EXERCISE PROMPT:
Read through the data and report every line in which the word "title" occurs.

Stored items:
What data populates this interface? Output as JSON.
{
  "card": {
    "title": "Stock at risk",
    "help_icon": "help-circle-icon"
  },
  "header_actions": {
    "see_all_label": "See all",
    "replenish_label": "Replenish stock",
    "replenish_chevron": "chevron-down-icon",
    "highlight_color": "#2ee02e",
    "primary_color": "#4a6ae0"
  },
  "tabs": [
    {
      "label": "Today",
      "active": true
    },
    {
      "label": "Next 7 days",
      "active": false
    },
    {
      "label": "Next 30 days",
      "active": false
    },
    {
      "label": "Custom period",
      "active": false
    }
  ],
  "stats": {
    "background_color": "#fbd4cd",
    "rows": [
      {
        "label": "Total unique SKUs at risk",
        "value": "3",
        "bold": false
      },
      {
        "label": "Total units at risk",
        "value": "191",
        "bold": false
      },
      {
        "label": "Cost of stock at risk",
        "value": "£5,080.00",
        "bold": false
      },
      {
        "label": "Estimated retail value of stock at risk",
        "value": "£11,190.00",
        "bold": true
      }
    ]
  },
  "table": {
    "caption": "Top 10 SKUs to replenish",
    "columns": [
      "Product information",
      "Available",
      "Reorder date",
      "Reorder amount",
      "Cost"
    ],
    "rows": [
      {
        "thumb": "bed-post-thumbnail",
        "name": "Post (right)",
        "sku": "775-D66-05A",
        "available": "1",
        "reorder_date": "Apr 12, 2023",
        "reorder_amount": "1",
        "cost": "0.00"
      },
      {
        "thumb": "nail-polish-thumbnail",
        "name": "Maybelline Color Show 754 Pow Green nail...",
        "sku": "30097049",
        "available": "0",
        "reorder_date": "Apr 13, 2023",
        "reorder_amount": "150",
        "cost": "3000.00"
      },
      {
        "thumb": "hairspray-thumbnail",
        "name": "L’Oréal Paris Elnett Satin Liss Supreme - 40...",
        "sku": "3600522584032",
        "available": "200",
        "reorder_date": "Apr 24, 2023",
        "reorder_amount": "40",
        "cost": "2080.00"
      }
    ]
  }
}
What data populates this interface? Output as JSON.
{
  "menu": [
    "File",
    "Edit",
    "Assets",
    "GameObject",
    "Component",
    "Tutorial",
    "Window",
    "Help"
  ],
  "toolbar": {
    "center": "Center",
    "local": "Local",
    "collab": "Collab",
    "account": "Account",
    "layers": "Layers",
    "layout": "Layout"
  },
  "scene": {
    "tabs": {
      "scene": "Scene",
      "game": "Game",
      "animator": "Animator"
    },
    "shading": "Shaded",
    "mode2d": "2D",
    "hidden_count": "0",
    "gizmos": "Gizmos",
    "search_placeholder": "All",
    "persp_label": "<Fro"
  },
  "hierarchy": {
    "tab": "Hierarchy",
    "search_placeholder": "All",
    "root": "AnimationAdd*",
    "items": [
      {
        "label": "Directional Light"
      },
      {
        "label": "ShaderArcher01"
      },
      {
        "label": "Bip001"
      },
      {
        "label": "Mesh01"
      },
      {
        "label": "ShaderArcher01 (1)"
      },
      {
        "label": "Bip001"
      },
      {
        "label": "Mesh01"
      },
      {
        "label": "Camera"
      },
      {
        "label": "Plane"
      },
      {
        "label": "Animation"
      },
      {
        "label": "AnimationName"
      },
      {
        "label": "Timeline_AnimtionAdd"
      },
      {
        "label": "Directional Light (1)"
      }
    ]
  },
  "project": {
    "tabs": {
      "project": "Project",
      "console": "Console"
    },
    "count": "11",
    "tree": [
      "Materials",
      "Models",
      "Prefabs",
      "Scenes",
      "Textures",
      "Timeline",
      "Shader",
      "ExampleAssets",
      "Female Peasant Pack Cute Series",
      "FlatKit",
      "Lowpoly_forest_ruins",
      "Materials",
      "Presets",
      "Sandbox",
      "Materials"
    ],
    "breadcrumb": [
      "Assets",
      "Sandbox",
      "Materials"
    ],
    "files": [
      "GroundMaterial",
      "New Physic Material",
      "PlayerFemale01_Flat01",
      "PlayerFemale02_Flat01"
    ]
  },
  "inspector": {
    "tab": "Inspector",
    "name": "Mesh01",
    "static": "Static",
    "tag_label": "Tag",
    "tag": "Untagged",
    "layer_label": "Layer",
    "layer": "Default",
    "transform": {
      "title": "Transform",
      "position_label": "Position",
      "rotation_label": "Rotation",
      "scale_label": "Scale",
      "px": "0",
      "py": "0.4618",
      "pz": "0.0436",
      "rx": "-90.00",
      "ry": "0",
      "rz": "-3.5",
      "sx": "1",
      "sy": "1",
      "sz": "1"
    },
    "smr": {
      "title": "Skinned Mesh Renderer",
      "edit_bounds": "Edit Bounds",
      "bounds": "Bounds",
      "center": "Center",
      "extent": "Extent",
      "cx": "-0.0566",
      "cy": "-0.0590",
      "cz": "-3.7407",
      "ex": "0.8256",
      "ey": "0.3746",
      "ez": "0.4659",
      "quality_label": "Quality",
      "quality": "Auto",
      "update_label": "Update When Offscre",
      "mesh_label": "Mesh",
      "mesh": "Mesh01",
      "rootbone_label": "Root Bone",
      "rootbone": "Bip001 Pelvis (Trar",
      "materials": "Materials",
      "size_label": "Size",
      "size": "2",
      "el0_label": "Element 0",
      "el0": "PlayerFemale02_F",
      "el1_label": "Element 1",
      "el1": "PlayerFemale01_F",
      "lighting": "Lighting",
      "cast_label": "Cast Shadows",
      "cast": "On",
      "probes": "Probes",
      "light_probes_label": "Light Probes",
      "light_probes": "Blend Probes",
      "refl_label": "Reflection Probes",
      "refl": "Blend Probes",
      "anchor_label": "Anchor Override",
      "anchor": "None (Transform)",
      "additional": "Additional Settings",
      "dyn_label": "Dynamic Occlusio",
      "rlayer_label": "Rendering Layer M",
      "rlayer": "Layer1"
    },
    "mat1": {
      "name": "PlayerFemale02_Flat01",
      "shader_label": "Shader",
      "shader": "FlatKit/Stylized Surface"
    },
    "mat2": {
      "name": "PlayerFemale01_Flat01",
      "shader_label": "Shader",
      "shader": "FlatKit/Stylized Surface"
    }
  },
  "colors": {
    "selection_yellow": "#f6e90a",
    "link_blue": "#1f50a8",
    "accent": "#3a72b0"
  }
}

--

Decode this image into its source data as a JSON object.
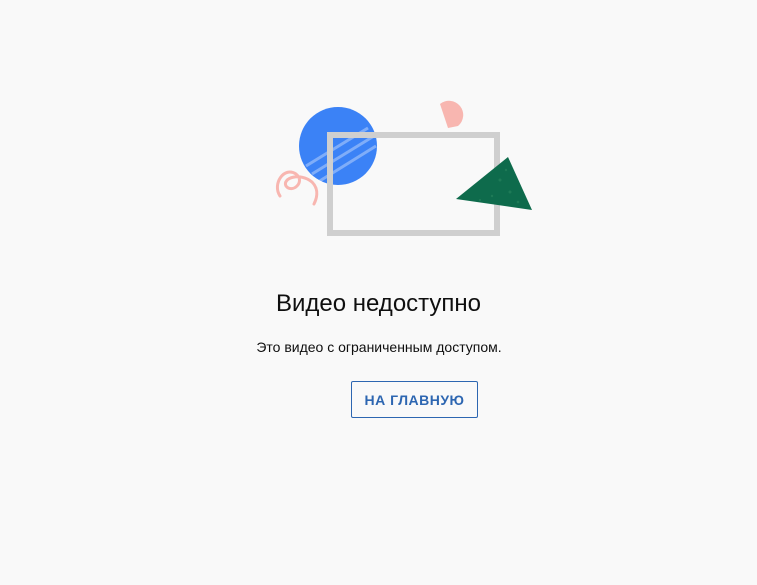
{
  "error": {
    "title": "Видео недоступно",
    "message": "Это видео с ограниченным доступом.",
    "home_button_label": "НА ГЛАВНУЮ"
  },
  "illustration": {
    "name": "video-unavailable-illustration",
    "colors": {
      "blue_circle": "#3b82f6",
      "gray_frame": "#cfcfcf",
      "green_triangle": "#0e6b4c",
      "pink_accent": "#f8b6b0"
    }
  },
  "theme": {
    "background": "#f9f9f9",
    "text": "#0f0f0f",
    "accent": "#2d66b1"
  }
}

RESULT OF THE TASK:
    "title": "Stock at risk",
      "title": "Transform",
      "title": "Skinned Mesh Renderer",
    "title": "Видео недоступно",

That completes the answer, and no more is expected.